Private Jesse E. Cradic
Backstory and Context
Jesse E. Cradic was born on October 6th, 1895, in Huntington to George and Annis (or Anis) Cradic. He lived in Huntington and worked as a laborer for the Rum Creek Coal Company, Dehue, Logan County, West Virginia. He entered service in May 1918 and was sent to Camp Sherman, Ohio, where he was assigned as a Private, serial number 3537777, to the 12th Company of the Training Battalion, 46th Regiment. He sailed for France from New York City on the ANCHISES on September 1st, 1918, in Company K of the 802nd Pioneer Infantry Regiment. The 802nd was a “pioneer” unit; these were said to do “everything the Infantry was too proud to do, and the Engineers too lazy to do.” They were composed of “Men experienced in life in the open, skilled in woodcraft and simple carpentry — substitute occupations, rancher, prospector, hunter, scout.” In summary, they served as the equivalent of the modern combat engineer troops. At this time the Army was still segregated, and the 802nd was a completely segregated unit except for the fact that it was commanded by white officers. Some African-American units were assigned to the French army, were they were treated with equality, but not the 802nd, which was mired in racism and assigned to mostly menial, but invaluable, support tasks. The 802nd primarily did railroad work and road construction during the Meuse-Argonne offensive and after the war. Cradic sailed home most likely in early 1919, as he died of pneumonia on March 25th, 1919, at the Hoboken, New Jersey, Base Hospital. His remains were sent home:

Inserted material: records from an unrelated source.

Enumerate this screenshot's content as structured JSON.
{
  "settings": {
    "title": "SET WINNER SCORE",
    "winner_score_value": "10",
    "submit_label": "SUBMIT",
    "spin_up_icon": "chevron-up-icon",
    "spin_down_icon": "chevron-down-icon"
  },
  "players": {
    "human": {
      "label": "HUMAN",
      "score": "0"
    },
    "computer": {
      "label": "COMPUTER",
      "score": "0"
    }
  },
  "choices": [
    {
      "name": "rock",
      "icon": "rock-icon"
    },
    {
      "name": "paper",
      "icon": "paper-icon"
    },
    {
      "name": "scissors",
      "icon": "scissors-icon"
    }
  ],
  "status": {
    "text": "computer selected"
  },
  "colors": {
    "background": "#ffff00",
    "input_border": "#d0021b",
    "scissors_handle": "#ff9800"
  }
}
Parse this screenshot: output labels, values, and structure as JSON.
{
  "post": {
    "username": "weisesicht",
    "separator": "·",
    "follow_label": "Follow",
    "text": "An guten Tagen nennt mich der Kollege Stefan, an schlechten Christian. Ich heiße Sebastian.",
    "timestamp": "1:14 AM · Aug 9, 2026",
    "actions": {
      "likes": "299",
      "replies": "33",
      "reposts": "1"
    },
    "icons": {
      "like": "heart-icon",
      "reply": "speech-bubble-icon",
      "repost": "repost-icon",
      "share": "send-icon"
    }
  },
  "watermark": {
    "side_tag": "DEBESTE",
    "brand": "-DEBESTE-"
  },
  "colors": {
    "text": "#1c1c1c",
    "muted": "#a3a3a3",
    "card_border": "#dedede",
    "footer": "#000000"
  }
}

BODY RECEIVED HERE
Remains of Colored Soldier Who Died At Hoboken from Pneumonia Arrives Here
The remains of Jesse Cradic, 23, who died at the base hospital at Hoboken from pneumonia after returning from France, were received here yesterday by relatives. The mother, Mrs. Anis Cradic, is seriously ill here with pneumonia. Two sisters also survive. The funeral will be held Sunday at Ashland.

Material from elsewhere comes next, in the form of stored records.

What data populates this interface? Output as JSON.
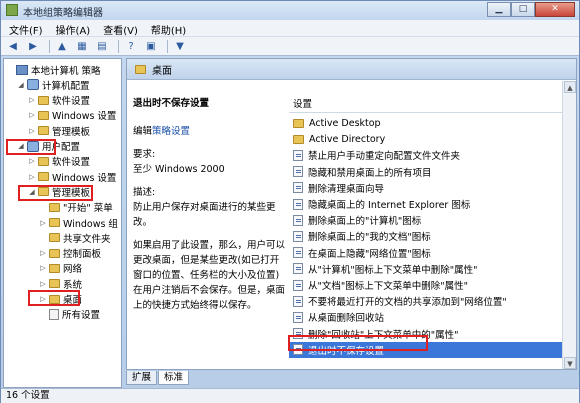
{
  "window": {
    "title": "本地组策略编辑器"
  },
  "menu": [
    "文件(F)",
    "操作(A)",
    "查看(V)",
    "帮助(H)"
  ],
  "tree": [
    {
      "label": "本地计算机 策略",
      "level": 0,
      "icon": "pc",
      "expander": ""
    },
    {
      "label": "计算机配置",
      "level": 1,
      "icon": "config",
      "expander": "◢"
    },
    {
      "label": "软件设置",
      "level": 2,
      "icon": "folder",
      "expander": "▷"
    },
    {
      "label": "Windows 设置",
      "level": 2,
      "icon": "folder",
      "expander": "▷"
    },
    {
      "label": "管理模板",
      "level": 2,
      "icon": "folder",
      "expander": "▷"
    },
    {
      "label": "用户配置",
      "level": 1,
      "icon": "config",
      "expander": "◢"
    },
    {
      "label": "软件设置",
      "level": 2,
      "icon": "folder",
      "expander": "▷"
    },
    {
      "label": "Windows 设置",
      "level": 2,
      "icon": "folder",
      "expander": "▷"
    },
    {
      "label": "管理模板",
      "level": 2,
      "icon": "folder",
      "expander": "◢"
    },
    {
      "label": "\"开始\" 菜单",
      "level": 3,
      "icon": "folder",
      "expander": ""
    },
    {
      "label": "Windows 组",
      "level": 3,
      "icon": "folder",
      "expander": "▷"
    },
    {
      "label": "共享文件夹",
      "level": 3,
      "icon": "folder",
      "expander": ""
    },
    {
      "label": "控制面板",
      "level": 3,
      "icon": "folder",
      "expander": "▷"
    },
    {
      "label": "网络",
      "level": 3,
      "icon": "folder",
      "expander": "▷"
    },
    {
      "label": "系统",
      "level": 3,
      "icon": "folder",
      "expander": "▷"
    },
    {
      "label": "桌面",
      "level": 3,
      "icon": "folder",
      "expander": "▷"
    },
    {
      "label": "所有设置",
      "level": 3,
      "icon": "doc",
      "expander": ""
    }
  ],
  "right_header": {
    "title": "桌面"
  },
  "description": {
    "title": "退出时不保存设置",
    "edit_prefix": "编辑",
    "edit_link": "策略设置",
    "requirements_label": "要求:",
    "requirements_value": "至少 Windows 2000",
    "desc_label": "描述:",
    "desc_text": "防止用户保存对桌面进行的某些更改。",
    "detail_text": "如果启用了此设置，那么，用户可以更改桌面，但是某些更改(如已打开窗口的位置、任务栏的大小及位置)在用户注销后不会保存。但是，桌面上的快捷方式始终得以保存。"
  },
  "list": {
    "header": "设置",
    "items": [
      {
        "label": "Active Desktop",
        "icon": "folder"
      },
      {
        "label": "Active Directory",
        "icon": "folder"
      },
      {
        "label": "禁止用户手动重定向配置文件文件夹",
        "icon": "policy"
      },
      {
        "label": "隐藏和禁用桌面上的所有项目",
        "icon": "policy"
      },
      {
        "label": "删除清理桌面向导",
        "icon": "policy"
      },
      {
        "label": "隐藏桌面上的 Internet Explorer 图标",
        "icon": "policy"
      },
      {
        "label": "删除桌面上的\"计算机\"图标",
        "icon": "policy"
      },
      {
        "label": "删除桌面上的\"我的文档\"图标",
        "icon": "policy"
      },
      {
        "label": "在桌面上隐藏\"网络位置\"图标",
        "icon": "policy"
      },
      {
        "label": "从\"计算机\"图标上下文菜单中删除\"属性\"",
        "icon": "policy"
      },
      {
        "label": "从\"文档\"图标上下文菜单中删除\"属性\"",
        "icon": "policy"
      },
      {
        "label": "不要将最近打开的文档的共享添加到\"网络位置\"",
        "icon": "policy"
      },
      {
        "label": "从桌面删除回收站",
        "icon": "policy"
      },
      {
        "label": "删除\"回收站\"上下文菜单中的\"属性\"",
        "icon": "policy"
      },
      {
        "label": "退出时不保存设置",
        "icon": "policy",
        "selected": true
      }
    ]
  },
  "tabs": [
    "扩展",
    "标准"
  ],
  "status": {
    "text": "16 个设置"
  }
}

– Huntington Herald-Dispatch, March 29th, 1919
CRADIC FUNERAL TODAY
Funeral services for Jesse Cradic, who died of pneumonia at Hoboken, N.J., will be held this afternoon at 4 o’clock in the African M.E. church by Rev. J.N. Henderson.

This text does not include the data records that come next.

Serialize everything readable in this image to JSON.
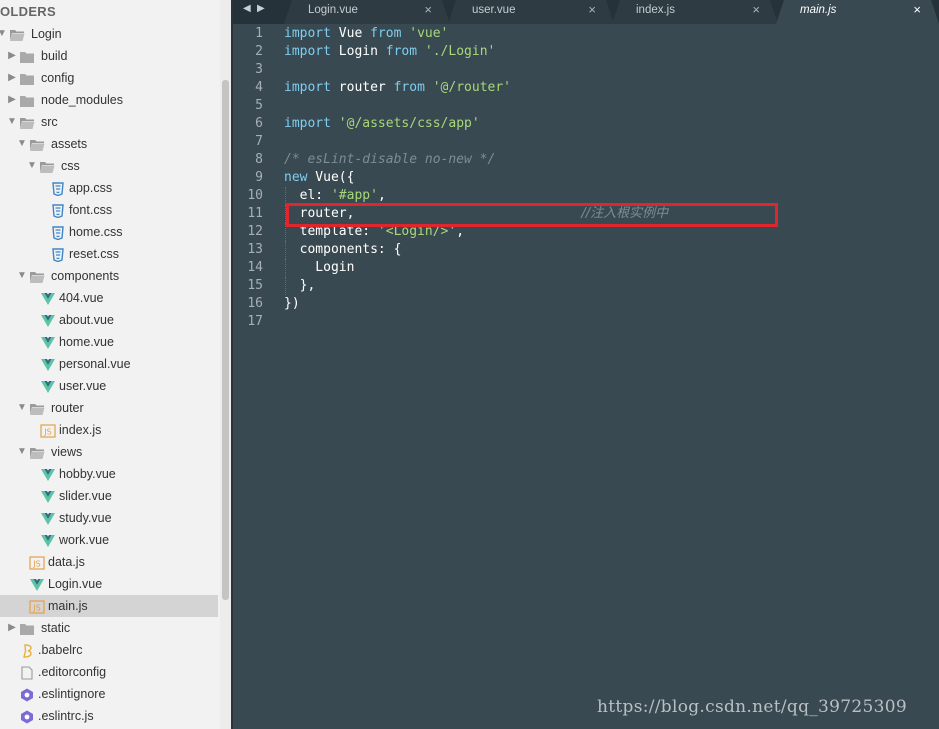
{
  "sidebar": {
    "header": "OLDERS",
    "tree": [
      {
        "label": "Login",
        "type": "folder-open",
        "depth": 0
      },
      {
        "label": "build",
        "type": "folder",
        "depth": 1
      },
      {
        "label": "config",
        "type": "folder",
        "depth": 1
      },
      {
        "label": "node_modules",
        "type": "folder",
        "depth": 1
      },
      {
        "label": "src",
        "type": "folder-open",
        "depth": 1
      },
      {
        "label": "assets",
        "type": "folder-open",
        "depth": 2
      },
      {
        "label": "css",
        "type": "folder-open",
        "depth": 3
      },
      {
        "label": "app.css",
        "type": "css",
        "depth": 4
      },
      {
        "label": "font.css",
        "type": "css",
        "depth": 4
      },
      {
        "label": "home.css",
        "type": "css",
        "depth": 4
      },
      {
        "label": "reset.css",
        "type": "css",
        "depth": 4
      },
      {
        "label": "components",
        "type": "folder-open",
        "depth": 2
      },
      {
        "label": "404.vue",
        "type": "vue",
        "depth": 3
      },
      {
        "label": "about.vue",
        "type": "vue",
        "depth": 3
      },
      {
        "label": "home.vue",
        "type": "vue",
        "depth": 3
      },
      {
        "label": "personal.vue",
        "type": "vue",
        "depth": 3
      },
      {
        "label": "user.vue",
        "type": "vue",
        "depth": 3
      },
      {
        "label": "router",
        "type": "folder-open",
        "depth": 2
      },
      {
        "label": "index.js",
        "type": "js",
        "depth": 3
      },
      {
        "label": "views",
        "type": "folder-open",
        "depth": 2
      },
      {
        "label": "hobby.vue",
        "type": "vue",
        "depth": 3
      },
      {
        "label": "slider.vue",
        "type": "vue",
        "depth": 3
      },
      {
        "label": "study.vue",
        "type": "vue",
        "depth": 3
      },
      {
        "label": "work.vue",
        "type": "vue",
        "depth": 3
      },
      {
        "label": "data.js",
        "type": "js",
        "depth": 2
      },
      {
        "label": "Login.vue",
        "type": "vue",
        "depth": 2
      },
      {
        "label": "main.js",
        "type": "js",
        "depth": 2,
        "selected": true
      },
      {
        "label": "static",
        "type": "folder",
        "depth": 1
      },
      {
        "label": ".babelrc",
        "type": "babel",
        "depth": 1
      },
      {
        "label": ".editorconfig",
        "type": "file",
        "depth": 1
      },
      {
        "label": ".eslintignore",
        "type": "eslint",
        "depth": 1
      },
      {
        "label": ".eslintrc.js",
        "type": "eslint",
        "depth": 1
      }
    ]
  },
  "tabs": [
    {
      "label": "Login.vue",
      "close": "×",
      "active": false
    },
    {
      "label": "user.vue",
      "close": "×",
      "active": false
    },
    {
      "label": "index.js",
      "close": "×",
      "active": false
    },
    {
      "label": "main.js",
      "close": "×",
      "active": true
    }
  ],
  "nav": {
    "back": "◀",
    "forward": "▶"
  },
  "code": [
    {
      "n": "1",
      "tokens": [
        [
          "kw",
          "import"
        ],
        [
          "pun",
          " Vue "
        ],
        [
          "kw",
          "from"
        ],
        [
          "pun",
          " "
        ],
        [
          "str",
          "'vue'"
        ]
      ]
    },
    {
      "n": "2",
      "tokens": [
        [
          "kw",
          "import"
        ],
        [
          "pun",
          " Login "
        ],
        [
          "kw",
          "from"
        ],
        [
          "pun",
          " "
        ],
        [
          "str",
          "'./Login'"
        ]
      ]
    },
    {
      "n": "3",
      "tokens": []
    },
    {
      "n": "4",
      "tokens": [
        [
          "kw",
          "import"
        ],
        [
          "pun",
          " router "
        ],
        [
          "kw",
          "from"
        ],
        [
          "pun",
          " "
        ],
        [
          "str",
          "'@/router'"
        ]
      ]
    },
    {
      "n": "5",
      "tokens": []
    },
    {
      "n": "6",
      "tokens": [
        [
          "kw",
          "import"
        ],
        [
          "pun",
          " "
        ],
        [
          "str",
          "'@/assets/css/app'"
        ]
      ]
    },
    {
      "n": "7",
      "tokens": []
    },
    {
      "n": "8",
      "tokens": [
        [
          "cmt",
          "/* esLint-disable no-new */"
        ]
      ]
    },
    {
      "n": "9",
      "tokens": [
        [
          "kw",
          "new"
        ],
        [
          "pun",
          " Vue({"
        ]
      ]
    },
    {
      "n": "10",
      "tokens": [
        [
          "pun",
          "  el: "
        ],
        [
          "str",
          "'#app'"
        ],
        [
          "pun",
          ","
        ]
      ],
      "guide": true
    },
    {
      "n": "11",
      "tokens": [
        [
          "pun",
          "  router,                             "
        ],
        [
          "cmt",
          "//注入根实例中"
        ]
      ],
      "guide": true
    },
    {
      "n": "12",
      "tokens": [
        [
          "pun",
          "  template: "
        ],
        [
          "str",
          "'<Login/>'"
        ],
        [
          "pun",
          ","
        ]
      ],
      "guide": true
    },
    {
      "n": "13",
      "tokens": [
        [
          "pun",
          "  components: {"
        ]
      ],
      "guide": true
    },
    {
      "n": "14",
      "tokens": [
        [
          "pun",
          "    Login"
        ]
      ],
      "guide": true
    },
    {
      "n": "15",
      "tokens": [
        [
          "pun",
          "  },"
        ]
      ],
      "guide": true
    },
    {
      "n": "16",
      "tokens": [
        [
          "pun",
          "})"
        ]
      ]
    },
    {
      "n": "17",
      "tokens": []
    }
  ],
  "watermark": "https://blog.csdn.net/qq_39725309",
  "colors": {
    "highlight": "#e0262d",
    "editor_bg": "#394951",
    "keyword": "#7fcdf0",
    "string": "#a8d879"
  }
}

– Huntington Herald-Dispatch, March 30th, 1919
He was buried in Huntington’s Spring Hill Cemetery; finally treated with equality, he was given the same US Army headstone as all of the other fallen American troops.
[From In the Service of Their Country - used with permission of the author]
Woodard, Benjamin. In the Service of Their Country: The Story of the Soldiers from Cabell County, West Virginia, Who Gave the Ultimate Sacrifice in the Great War. Sixth Printing. Benjamin Woodard - Lulu, 2019.
Honor Roll of Cabell County, W.Va. - Author's Picture (Benjamin Woodard)
Author - Benjamin Woodard